Task description
Please return every entry below exactly as written, without any of its pictures.

Entries provided
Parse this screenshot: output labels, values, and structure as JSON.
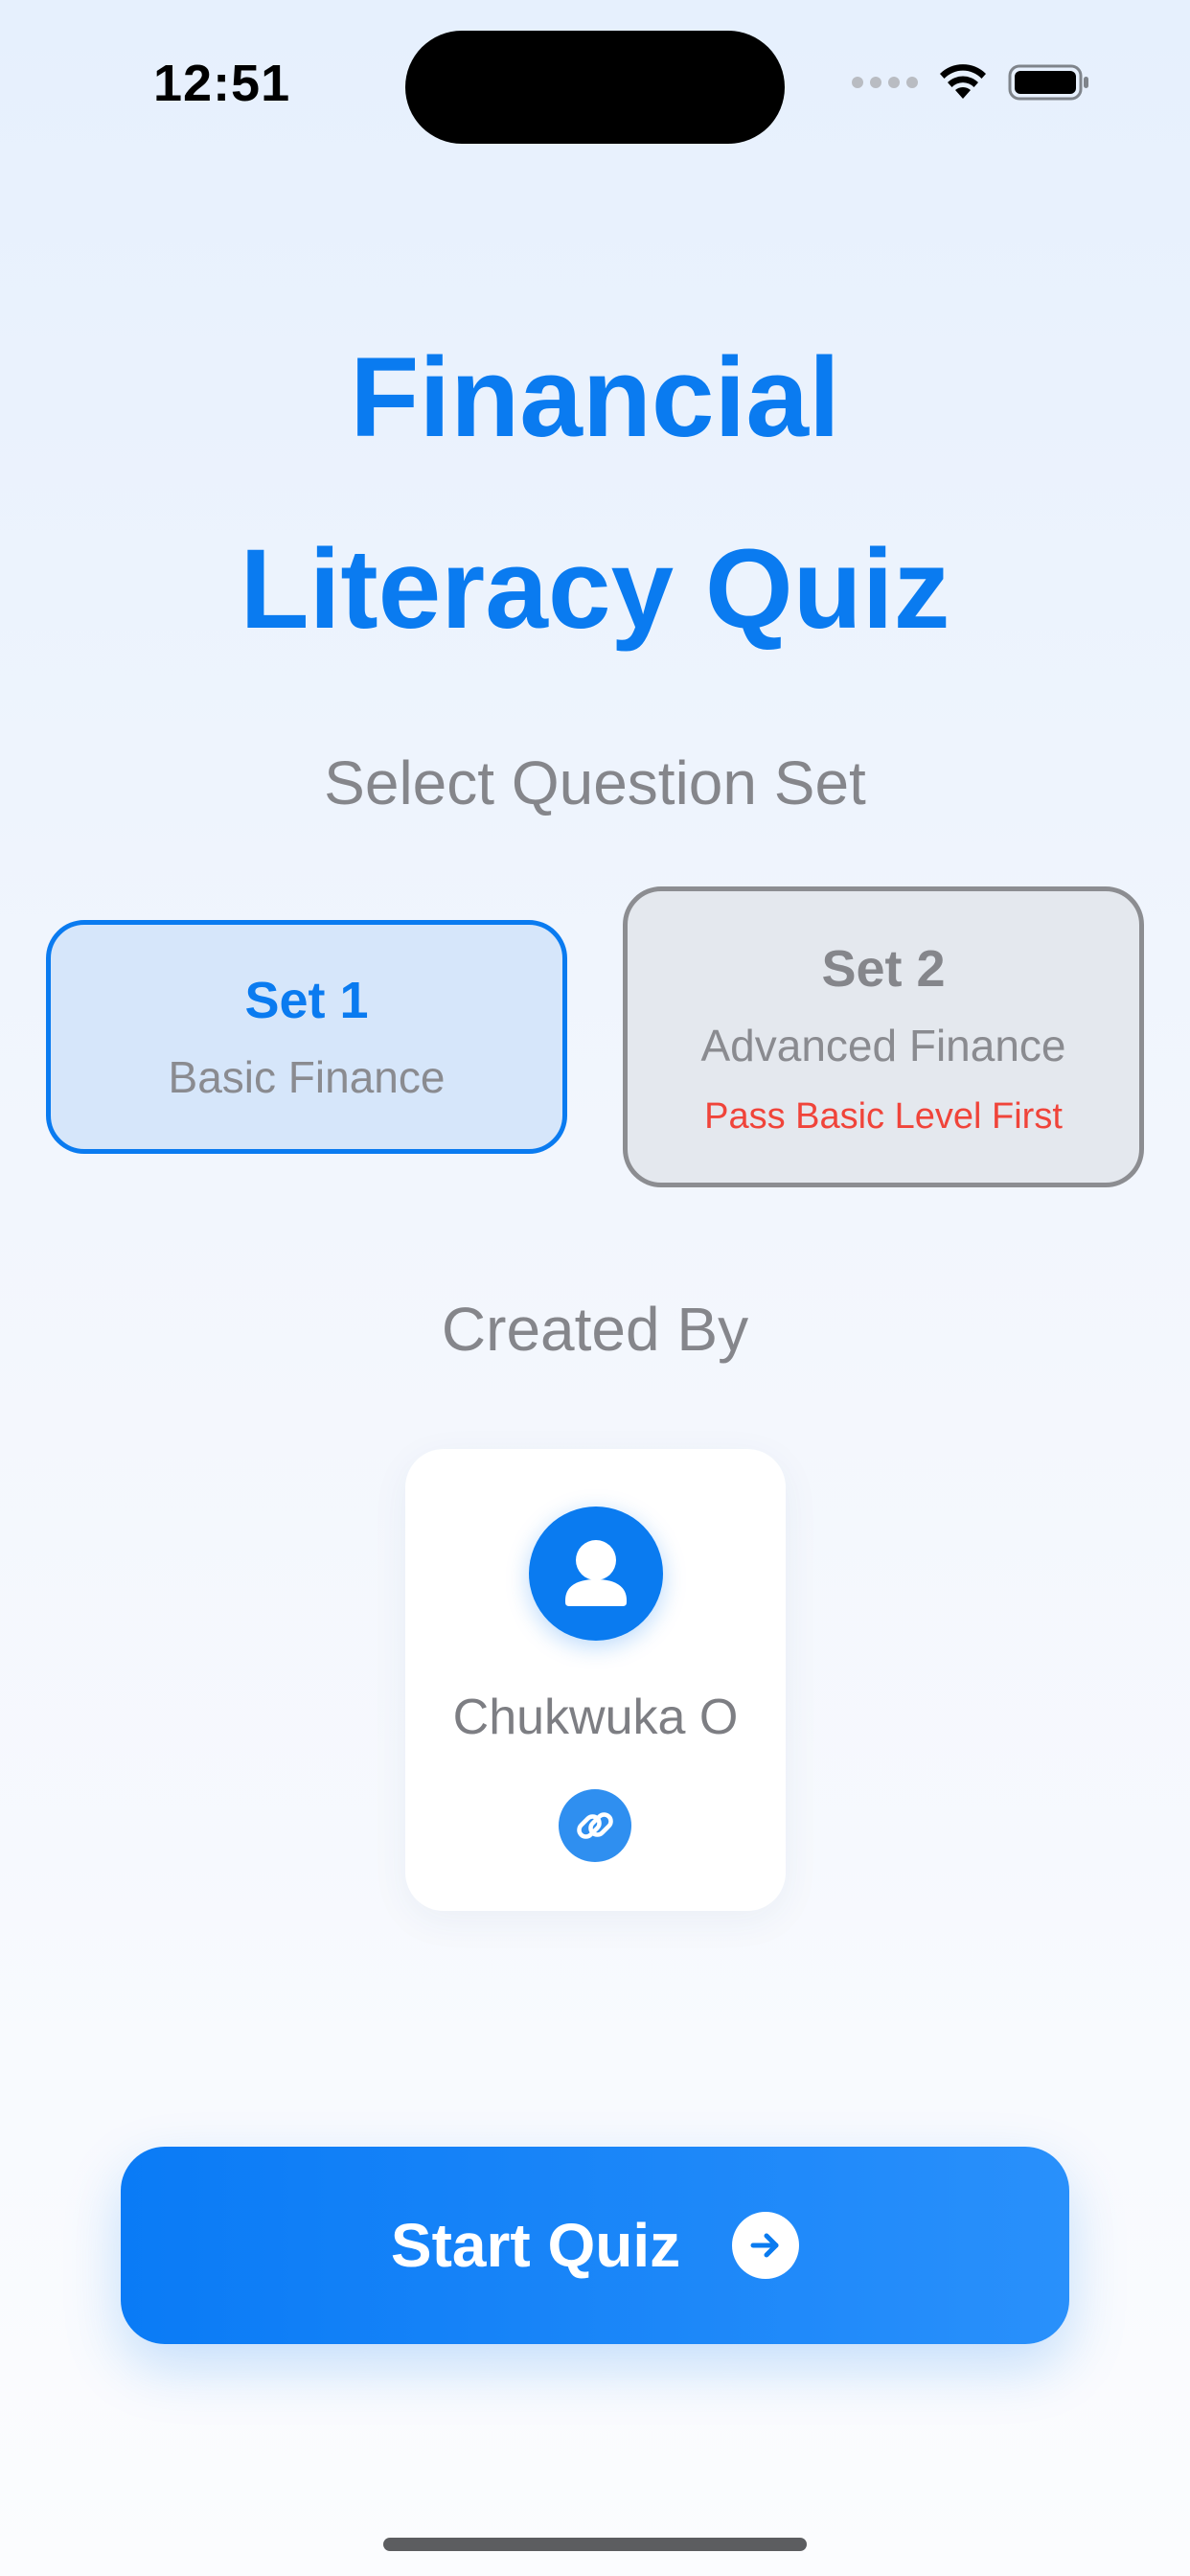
{
  "status_bar": {
    "time": "12:51",
    "icons": [
      "signal-dots-icon",
      "wifi-icon",
      "battery-icon"
    ]
  },
  "title": {
    "line1": "Financial",
    "line2": "Literacy Quiz"
  },
  "set_section": {
    "label": "Select Question Set",
    "sets": [
      {
        "name": "Set 1",
        "description": "Basic Finance",
        "selected": true
      },
      {
        "name": "Set 2",
        "description": "Advanced Finance",
        "note": "Pass Basic Level First",
        "locked": true
      }
    ]
  },
  "creator_section": {
    "label": "Created By",
    "name": "Chukwuka O",
    "avatar_icon": "person-icon",
    "link_icon": "link-icon"
  },
  "start_button": {
    "label": "Start Quiz",
    "icon": "arrow-right-circle-icon"
  },
  "colors": {
    "accent": "#0A7BF0",
    "muted_text": "#85868B",
    "warning": "#F0443A",
    "selected_bg": "#D6E6FA",
    "locked_bg": "#E4E8EE"
  }
}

Task solution
Parse this screenshot: output labels, values, and structure as JSON.
{
  "status_bar": {
    "time": "12:51",
    "icons": [
      "signal-dots-icon",
      "wifi-icon",
      "battery-icon"
    ]
  },
  "title": {
    "line1": "Financial",
    "line2": "Literacy Quiz"
  },
  "set_section": {
    "label": "Select Question Set",
    "sets": [
      {
        "name": "Set 1",
        "description": "Basic Finance",
        "selected": true
      },
      {
        "name": "Set 2",
        "description": "Advanced Finance",
        "note": "Pass Basic Level First",
        "locked": true
      }
    ]
  },
  "creator_section": {
    "label": "Created By",
    "name": "Chukwuka O",
    "avatar_icon": "person-icon",
    "link_icon": "link-icon"
  },
  "start_button": {
    "label": "Start Quiz",
    "icon": "arrow-right-circle-icon"
  },
  "colors": {
    "accent": "#0A7BF0",
    "muted_text": "#85868B",
    "warning": "#F0443A",
    "selected_bg": "#D6E6FA",
    "locked_bg": "#E4E8EE"
  }
}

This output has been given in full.